prove( A \/ B > C , bin(A \/ B > C, case, P1, P2)) :- prove( A > B, P1), prove( A > C, P2).
prove( A > C, bin(A > C, comp, P1, P2)) :- prove(A > B, P1), prove(B > C, P2).

height(ax(_,_), 1).
height(un(_,_,PX), N) :- N #> 1, N #= NX+1, height(PX,NX).
height(bin(_,_,PX,PY), N) :- N #> 1, N #= max(NX , NY) + 1, height(PX,NX), height(PY,NY).

% maybe explicilty taking proof steps off of a list. using length.
% use dcg for proof recording?

prove(A > A)       --> [id].
prove(A /\ _ > A)  --> [fst].
prove(_ /\ B > B)  --> [snd].
prove(A > A \/ _)  --> [inj1].
prove(B > _ \/ B)  --> [inj2].
prove(false > _)   --> [initial].
prove( _ > true)   --> [terminal].
prove(A > B /\ C)  --> [pair], prove(A > B),  prove(A > C).
prove(A \/ B > C)  --> [case], prove(A > C),  prove(B > C).
prove(A > C)       --> [comp], prove(A > B),  prove(B > C).

:- initialization(main).
%main :- format("hello world", []).
%main :- between(1, 10, N), height(Pf, N), writeln(Pf), prove( w /\ x /\ y /\ z > w, Pf ), print(Pf), halt.
main :- length(Pf, _), phrase(prove(w /\ x /\ y /\ z > w \/ y),Pf), print(Pf), halt.
main :- halt.

Yes, the dcg form is very pretty.

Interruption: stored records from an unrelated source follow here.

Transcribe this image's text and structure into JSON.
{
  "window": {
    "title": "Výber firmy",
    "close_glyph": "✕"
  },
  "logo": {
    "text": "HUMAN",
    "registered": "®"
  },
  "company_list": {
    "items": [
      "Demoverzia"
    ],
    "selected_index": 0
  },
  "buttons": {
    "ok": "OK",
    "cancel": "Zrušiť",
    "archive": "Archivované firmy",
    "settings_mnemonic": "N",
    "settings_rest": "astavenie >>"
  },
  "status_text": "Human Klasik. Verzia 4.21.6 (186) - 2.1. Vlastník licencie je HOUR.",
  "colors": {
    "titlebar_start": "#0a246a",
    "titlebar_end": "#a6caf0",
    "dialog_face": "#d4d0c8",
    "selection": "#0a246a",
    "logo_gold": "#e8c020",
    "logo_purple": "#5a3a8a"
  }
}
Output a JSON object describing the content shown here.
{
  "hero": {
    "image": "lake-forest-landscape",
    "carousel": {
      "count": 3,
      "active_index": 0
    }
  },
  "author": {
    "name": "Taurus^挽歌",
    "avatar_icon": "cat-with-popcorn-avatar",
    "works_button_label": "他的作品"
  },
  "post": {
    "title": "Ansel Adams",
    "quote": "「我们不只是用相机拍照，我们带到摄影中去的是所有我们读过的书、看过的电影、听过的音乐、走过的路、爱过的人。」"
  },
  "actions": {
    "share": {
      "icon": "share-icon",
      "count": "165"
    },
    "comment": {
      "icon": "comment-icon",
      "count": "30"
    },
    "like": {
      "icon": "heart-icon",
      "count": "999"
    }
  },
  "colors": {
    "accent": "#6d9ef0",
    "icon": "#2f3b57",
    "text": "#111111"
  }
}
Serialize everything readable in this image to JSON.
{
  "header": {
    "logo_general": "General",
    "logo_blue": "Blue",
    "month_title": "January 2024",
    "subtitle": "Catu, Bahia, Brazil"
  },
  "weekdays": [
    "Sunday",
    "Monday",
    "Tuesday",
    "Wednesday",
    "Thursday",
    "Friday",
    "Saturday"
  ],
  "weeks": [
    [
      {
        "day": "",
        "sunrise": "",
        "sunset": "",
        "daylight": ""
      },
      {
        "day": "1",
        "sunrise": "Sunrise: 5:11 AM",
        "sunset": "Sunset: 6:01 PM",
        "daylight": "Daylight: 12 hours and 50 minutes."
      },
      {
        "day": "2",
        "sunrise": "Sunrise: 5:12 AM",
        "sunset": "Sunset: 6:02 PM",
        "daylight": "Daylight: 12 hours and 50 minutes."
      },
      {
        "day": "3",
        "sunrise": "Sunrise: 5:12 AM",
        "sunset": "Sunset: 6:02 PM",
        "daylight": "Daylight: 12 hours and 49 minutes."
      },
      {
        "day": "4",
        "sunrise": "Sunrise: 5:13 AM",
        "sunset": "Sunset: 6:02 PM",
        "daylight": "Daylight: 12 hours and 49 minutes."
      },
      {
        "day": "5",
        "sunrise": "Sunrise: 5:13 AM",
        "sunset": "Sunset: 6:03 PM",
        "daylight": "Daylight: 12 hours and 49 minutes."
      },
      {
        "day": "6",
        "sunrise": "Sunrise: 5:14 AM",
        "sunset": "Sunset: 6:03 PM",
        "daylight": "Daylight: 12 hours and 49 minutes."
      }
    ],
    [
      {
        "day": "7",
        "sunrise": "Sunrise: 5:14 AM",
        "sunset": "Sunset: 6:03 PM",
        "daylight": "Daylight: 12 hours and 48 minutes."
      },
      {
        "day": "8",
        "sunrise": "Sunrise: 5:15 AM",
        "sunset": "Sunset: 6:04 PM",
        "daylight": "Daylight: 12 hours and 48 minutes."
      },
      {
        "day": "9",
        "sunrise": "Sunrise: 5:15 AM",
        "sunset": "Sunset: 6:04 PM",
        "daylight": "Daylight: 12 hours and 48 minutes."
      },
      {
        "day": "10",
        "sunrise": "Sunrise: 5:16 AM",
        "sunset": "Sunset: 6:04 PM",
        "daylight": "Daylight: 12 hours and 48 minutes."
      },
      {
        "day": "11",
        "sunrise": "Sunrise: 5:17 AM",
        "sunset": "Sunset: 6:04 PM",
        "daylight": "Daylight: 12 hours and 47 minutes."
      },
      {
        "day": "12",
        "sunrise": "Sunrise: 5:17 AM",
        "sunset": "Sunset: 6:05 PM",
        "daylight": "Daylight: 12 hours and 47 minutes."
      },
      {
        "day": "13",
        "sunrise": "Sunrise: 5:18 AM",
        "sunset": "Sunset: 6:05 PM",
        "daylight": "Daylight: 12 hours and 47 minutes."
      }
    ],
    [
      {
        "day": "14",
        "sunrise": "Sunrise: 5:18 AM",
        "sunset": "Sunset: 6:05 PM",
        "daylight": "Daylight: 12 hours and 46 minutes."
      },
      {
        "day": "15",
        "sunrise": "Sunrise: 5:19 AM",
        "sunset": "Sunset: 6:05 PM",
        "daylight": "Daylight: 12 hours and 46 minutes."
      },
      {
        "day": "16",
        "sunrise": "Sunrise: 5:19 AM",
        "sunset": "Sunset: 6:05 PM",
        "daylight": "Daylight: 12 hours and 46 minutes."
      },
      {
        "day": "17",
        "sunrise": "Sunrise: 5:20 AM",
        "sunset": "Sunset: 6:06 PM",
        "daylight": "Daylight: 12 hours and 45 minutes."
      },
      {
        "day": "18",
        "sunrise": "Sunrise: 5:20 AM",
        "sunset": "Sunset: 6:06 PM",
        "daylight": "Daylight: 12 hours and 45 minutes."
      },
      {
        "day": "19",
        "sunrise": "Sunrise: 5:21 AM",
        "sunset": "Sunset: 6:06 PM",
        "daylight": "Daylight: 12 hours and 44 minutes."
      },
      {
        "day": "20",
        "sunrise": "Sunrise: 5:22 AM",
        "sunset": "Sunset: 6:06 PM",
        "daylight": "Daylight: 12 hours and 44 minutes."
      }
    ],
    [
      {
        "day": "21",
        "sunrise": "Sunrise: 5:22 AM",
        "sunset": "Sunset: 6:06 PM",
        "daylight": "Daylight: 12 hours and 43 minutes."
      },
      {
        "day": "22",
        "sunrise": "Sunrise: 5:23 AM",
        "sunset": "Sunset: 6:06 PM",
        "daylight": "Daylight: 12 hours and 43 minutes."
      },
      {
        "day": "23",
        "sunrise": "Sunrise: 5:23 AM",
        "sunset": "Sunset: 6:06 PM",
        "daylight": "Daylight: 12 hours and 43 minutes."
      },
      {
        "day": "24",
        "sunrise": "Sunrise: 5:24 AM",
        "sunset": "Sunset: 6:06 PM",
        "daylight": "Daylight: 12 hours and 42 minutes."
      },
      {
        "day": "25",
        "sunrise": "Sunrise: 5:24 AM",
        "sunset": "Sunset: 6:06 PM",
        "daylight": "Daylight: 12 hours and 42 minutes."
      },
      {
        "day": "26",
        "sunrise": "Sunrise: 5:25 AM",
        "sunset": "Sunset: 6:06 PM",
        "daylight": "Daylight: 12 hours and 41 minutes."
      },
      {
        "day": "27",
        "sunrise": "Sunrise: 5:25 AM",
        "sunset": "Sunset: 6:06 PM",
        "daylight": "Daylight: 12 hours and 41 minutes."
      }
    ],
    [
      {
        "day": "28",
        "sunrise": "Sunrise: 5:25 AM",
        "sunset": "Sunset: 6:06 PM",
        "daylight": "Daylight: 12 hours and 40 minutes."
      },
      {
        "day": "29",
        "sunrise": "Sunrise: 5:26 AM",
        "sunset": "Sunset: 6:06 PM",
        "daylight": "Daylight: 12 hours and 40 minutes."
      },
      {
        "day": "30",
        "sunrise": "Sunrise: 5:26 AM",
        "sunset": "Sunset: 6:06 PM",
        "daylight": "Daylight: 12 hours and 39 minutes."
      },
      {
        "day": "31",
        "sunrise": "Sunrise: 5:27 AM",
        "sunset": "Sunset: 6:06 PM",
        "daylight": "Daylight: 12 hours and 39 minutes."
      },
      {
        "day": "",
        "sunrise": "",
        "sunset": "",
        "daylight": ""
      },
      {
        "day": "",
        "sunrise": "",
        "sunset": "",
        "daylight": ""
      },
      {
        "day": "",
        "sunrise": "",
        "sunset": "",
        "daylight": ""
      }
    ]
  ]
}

It’s a writer monad of sorts. It is recording a minimal proof certificate that is reconstructable to the full thing pretty easily.

G --> [tag], D1, D2 Should be read as

  D1        D2
------------------ tag

prove(Sig , A > B) --> { insert(A,Sig,Sig1) }, [weaken(A)], prove(Sig1, A > B).
prove(A > forall(X,B)) --> , prove(weak(X, A) > B).
prove(A > forall(X,B)) --> {insert(X,Sig,Sig2) }, prove(Sig1, A > B).
prove(Sig, forall(X,A) > ) --> , prove(weak(X, A) > B)

Maybe start with implication prove((A > (B > C) ) –> [curry], prove( A /\ B > C). prove((A /\ (A > B) > B ) –> [eval].